Islands is not a guidebook but a meditation. The ancient Scillies, a cluster of islands off Englands's southwest coast, are Fowles' point of departure; the book, he writes, is "about the Scillies of a novelist's mind; and beyond them, about the mysteries, symbolic and real, of all similarly situated small islands; about their silences, their otherness, their magi and their mazes, their eternal waiting for a foot to land."
His aim is to evoke the lure of islands, their dangers and enchantments; and having evoked it, to reinvent, or at least to reinvigorate, the mythology of islands. The origins of their monuments, their legends, their superstitions, even their names-Fowles' meditation extends to all of these. Why are the Scillies planted with menhirs and quoits and mazes? Why do sailors fear dogs, seals, and swine? why do the consonant sounds s and l recurin so many maritime words (Scillies, Sicily, seal, sail, Skylla)? Fowles is learned, but questions like these tempt him beyond the pale of learning; he ventures onward as a man of imagination. Resourceful, wily, insatiably curious, he borrows many of the qualities of Ulysses, that first great explorer of islands, and he offers a brilliant, unorthodox reading of the greatest of all island stories,
The Odyssey .
The photographs, more than 50 of them in black-and-white, are not just meditative but brooding. Printed without captions, they do not illustrate the text, nor are they meant to. They form instead a kind of counterpoint, a sympathetic play of image and word.
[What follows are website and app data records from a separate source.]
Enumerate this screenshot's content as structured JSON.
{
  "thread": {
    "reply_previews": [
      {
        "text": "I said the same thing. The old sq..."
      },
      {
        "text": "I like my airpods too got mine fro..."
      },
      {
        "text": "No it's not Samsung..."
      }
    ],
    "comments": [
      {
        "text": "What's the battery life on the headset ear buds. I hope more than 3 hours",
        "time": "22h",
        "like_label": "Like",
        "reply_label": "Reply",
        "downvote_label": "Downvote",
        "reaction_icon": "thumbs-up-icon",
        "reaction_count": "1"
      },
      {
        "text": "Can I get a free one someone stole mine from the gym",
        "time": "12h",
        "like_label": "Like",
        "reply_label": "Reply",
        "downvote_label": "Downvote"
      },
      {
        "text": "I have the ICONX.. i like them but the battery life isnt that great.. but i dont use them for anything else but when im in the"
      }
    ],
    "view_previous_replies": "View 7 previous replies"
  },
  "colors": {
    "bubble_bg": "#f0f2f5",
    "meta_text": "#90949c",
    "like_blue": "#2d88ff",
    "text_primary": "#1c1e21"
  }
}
In the photographs the Scillies, for all the solidity of their rocks, seem to hover always on the norizon between sea and sky, seductive and treacherous, waiting for that foot to land. (Little Brown, $10.95)